__Description of the task__
Records follow. Copy every line with "JSON".

(Records from a dataset)
******
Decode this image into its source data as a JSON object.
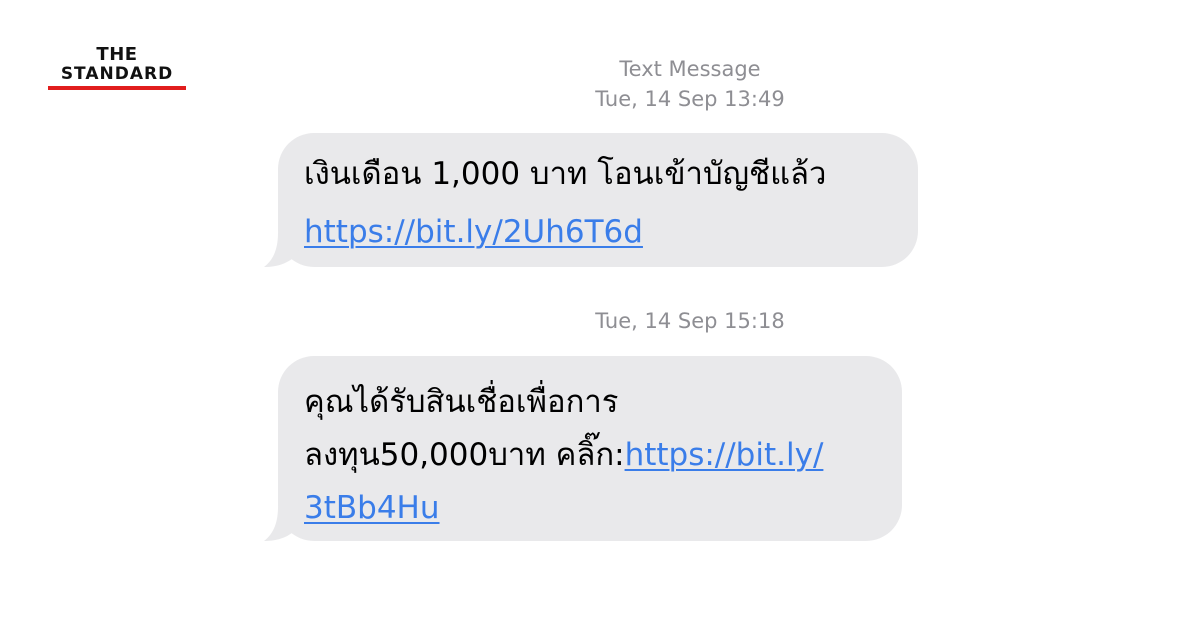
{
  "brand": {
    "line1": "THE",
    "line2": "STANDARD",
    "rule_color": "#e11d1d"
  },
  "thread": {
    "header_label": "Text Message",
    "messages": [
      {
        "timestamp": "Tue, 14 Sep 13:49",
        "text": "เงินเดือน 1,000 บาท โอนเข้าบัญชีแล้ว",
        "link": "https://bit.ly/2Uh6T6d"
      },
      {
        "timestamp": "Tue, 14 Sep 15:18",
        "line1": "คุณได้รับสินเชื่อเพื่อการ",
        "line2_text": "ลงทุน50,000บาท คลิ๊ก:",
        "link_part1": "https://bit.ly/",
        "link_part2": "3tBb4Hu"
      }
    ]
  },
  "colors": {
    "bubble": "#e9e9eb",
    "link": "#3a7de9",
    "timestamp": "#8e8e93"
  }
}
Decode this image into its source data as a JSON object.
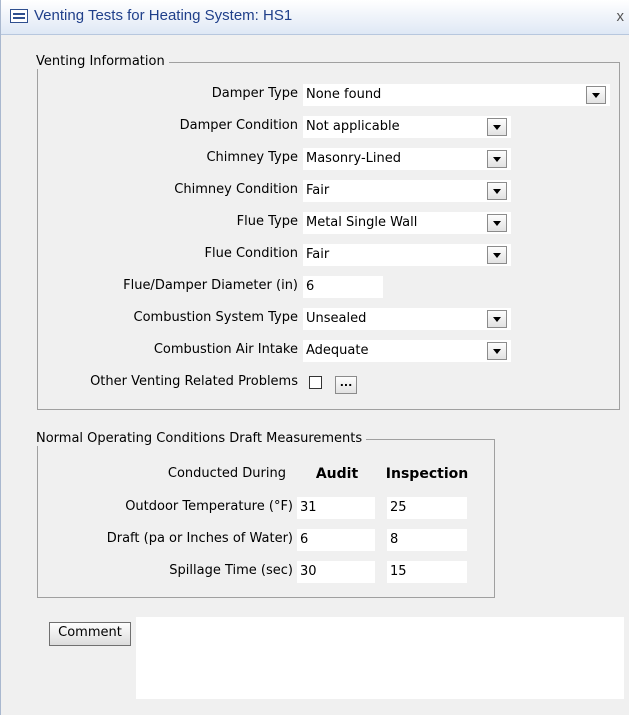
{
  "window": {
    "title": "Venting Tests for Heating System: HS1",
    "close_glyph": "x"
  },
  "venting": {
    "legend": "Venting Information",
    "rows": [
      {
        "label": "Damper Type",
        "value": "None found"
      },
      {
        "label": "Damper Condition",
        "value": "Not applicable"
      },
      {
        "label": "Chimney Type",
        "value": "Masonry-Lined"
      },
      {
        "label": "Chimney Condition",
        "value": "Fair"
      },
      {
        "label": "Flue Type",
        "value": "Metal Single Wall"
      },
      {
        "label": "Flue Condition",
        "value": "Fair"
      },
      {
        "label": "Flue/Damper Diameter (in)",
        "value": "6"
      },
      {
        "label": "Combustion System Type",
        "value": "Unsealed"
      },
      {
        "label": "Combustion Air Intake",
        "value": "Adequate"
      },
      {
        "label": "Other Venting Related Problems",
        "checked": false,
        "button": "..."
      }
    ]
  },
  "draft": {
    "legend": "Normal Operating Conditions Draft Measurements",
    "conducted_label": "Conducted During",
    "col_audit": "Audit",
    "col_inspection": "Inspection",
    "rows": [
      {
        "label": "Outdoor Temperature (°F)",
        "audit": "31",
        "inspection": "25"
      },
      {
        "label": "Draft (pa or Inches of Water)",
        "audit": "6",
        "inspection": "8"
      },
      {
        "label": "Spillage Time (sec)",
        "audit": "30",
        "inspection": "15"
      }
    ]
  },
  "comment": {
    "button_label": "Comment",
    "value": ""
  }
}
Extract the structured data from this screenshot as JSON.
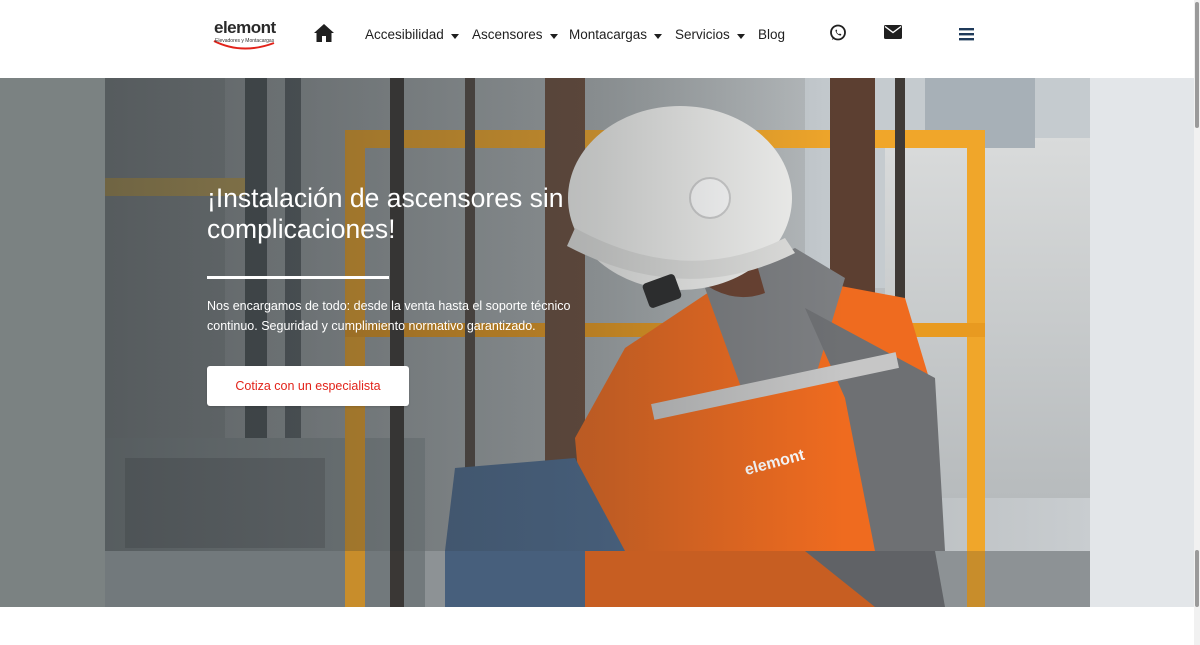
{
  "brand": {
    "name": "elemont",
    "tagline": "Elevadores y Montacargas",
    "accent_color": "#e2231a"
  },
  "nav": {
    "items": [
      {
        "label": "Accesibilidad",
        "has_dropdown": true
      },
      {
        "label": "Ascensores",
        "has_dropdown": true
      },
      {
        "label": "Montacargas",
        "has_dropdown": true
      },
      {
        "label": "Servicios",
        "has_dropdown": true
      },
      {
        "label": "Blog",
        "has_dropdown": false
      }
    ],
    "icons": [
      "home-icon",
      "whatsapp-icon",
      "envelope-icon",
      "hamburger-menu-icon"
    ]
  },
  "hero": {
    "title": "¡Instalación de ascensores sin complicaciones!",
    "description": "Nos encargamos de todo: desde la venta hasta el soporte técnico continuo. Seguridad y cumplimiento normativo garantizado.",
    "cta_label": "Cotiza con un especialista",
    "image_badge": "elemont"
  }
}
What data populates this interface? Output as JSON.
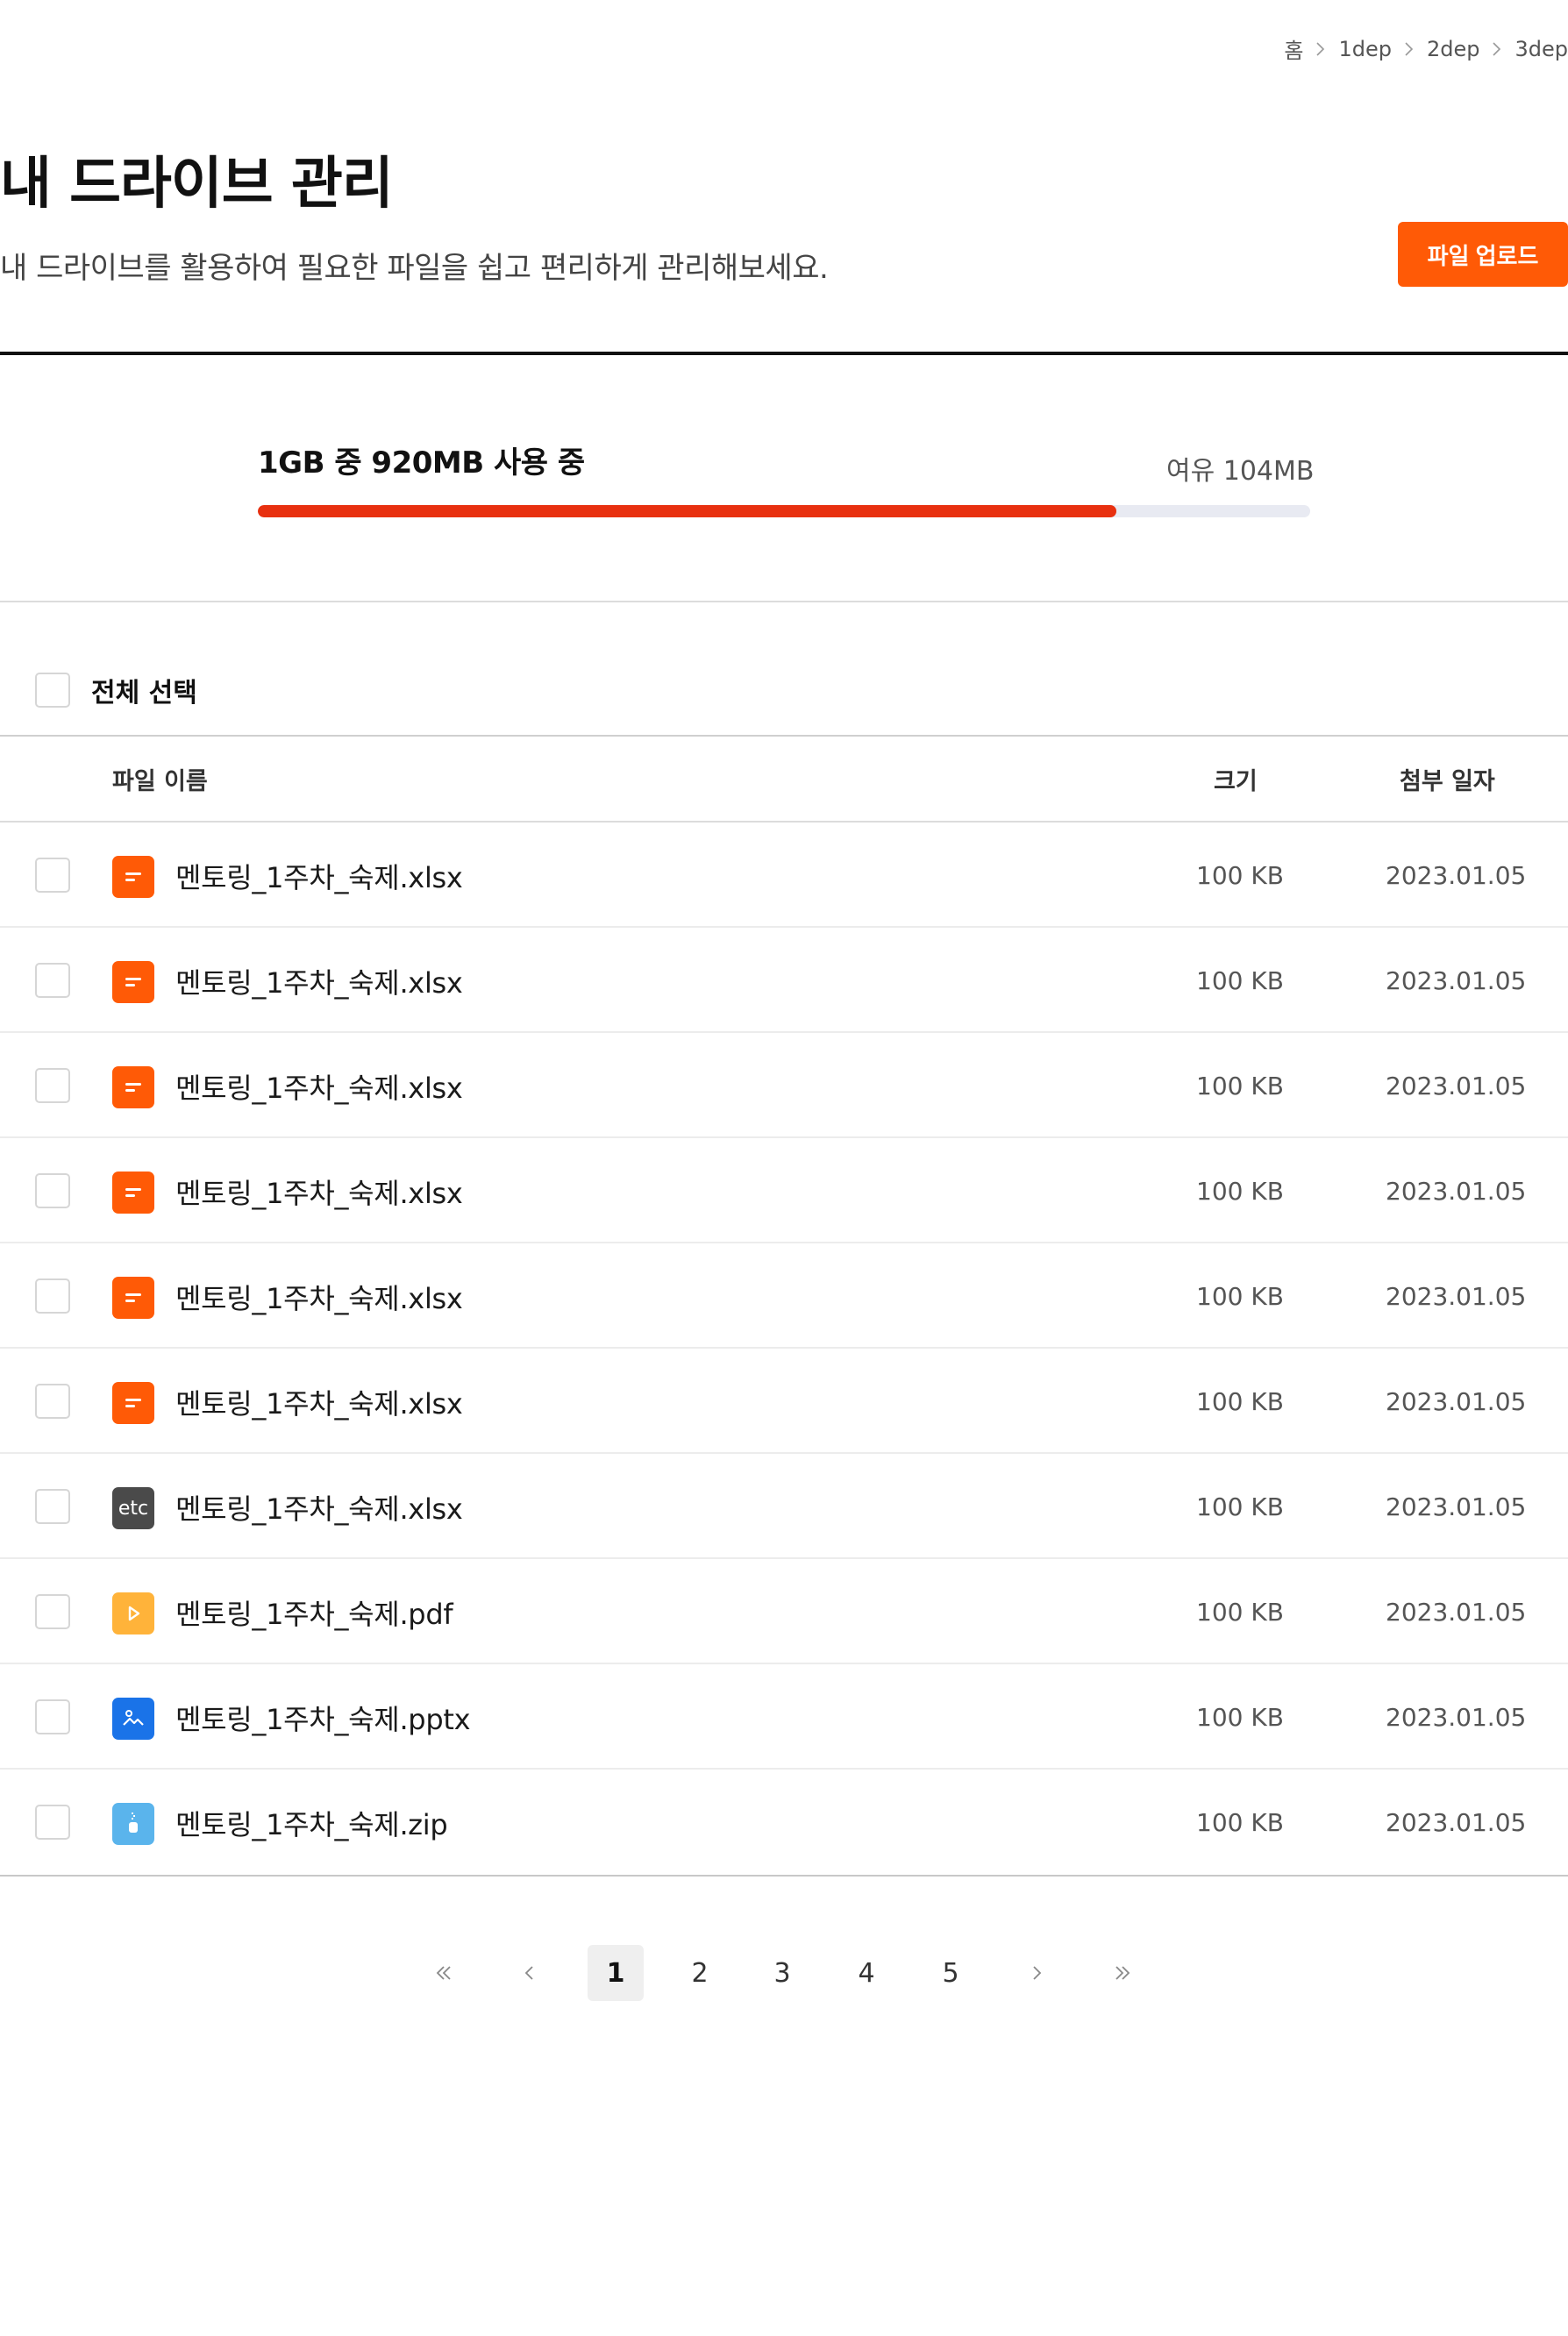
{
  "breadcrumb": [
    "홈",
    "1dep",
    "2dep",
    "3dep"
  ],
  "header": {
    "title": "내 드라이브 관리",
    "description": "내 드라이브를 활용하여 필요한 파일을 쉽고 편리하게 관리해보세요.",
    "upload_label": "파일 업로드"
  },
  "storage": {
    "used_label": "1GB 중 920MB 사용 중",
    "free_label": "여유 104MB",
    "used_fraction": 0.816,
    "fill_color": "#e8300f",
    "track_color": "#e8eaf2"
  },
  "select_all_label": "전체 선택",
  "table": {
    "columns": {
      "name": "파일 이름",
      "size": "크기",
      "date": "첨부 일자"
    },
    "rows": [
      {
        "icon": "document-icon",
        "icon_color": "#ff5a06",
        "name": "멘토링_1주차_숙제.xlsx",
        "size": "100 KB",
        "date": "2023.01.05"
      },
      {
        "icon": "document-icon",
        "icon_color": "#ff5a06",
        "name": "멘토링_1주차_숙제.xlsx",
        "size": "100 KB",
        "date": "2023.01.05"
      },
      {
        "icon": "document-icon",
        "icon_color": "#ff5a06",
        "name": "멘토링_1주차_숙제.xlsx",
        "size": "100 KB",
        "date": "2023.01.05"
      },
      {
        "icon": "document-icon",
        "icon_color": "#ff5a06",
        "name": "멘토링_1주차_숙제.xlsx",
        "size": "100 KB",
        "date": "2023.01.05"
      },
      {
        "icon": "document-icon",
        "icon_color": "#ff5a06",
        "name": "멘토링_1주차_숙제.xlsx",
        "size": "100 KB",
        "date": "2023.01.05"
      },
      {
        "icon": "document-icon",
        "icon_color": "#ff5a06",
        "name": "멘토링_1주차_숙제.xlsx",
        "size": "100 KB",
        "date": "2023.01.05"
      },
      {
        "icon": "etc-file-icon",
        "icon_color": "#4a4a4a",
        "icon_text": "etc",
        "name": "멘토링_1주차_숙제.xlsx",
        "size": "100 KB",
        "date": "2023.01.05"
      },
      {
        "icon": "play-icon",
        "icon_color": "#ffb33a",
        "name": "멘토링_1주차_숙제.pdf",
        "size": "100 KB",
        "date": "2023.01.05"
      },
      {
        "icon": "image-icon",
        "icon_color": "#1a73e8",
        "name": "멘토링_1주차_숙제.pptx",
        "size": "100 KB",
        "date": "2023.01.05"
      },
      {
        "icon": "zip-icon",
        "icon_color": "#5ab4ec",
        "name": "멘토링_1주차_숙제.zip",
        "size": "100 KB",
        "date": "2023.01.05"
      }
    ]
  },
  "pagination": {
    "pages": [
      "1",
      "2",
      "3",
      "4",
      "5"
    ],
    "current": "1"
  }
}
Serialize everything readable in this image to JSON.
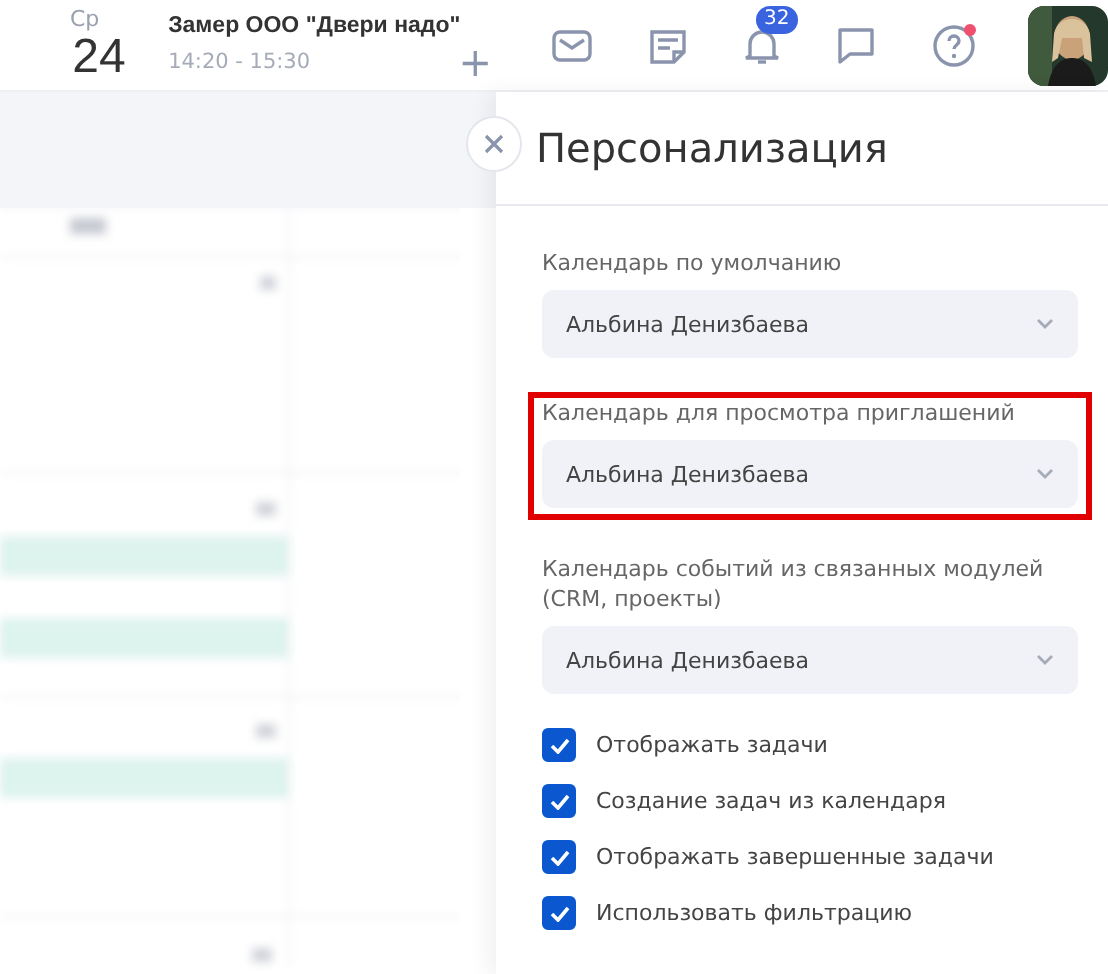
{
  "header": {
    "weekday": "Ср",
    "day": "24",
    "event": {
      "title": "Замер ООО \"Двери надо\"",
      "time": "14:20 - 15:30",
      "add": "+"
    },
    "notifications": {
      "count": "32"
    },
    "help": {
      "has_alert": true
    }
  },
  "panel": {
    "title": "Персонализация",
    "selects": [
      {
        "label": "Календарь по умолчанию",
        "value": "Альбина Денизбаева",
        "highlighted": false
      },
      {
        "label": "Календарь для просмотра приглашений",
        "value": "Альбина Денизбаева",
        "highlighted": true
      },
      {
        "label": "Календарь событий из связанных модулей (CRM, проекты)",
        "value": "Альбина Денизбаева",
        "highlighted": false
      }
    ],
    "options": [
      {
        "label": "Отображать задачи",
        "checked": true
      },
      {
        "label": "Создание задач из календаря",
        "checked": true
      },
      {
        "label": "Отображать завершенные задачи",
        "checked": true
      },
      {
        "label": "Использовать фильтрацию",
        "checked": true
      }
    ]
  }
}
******
__Answer space__
Decode this image into its source data as a JSON object.
Decode this image into its source data as a JSON object.
Extract the structured data from this screenshot as JSON.
What data populates this interface? Output as JSON.
Serialize everything readable in this image to JSON.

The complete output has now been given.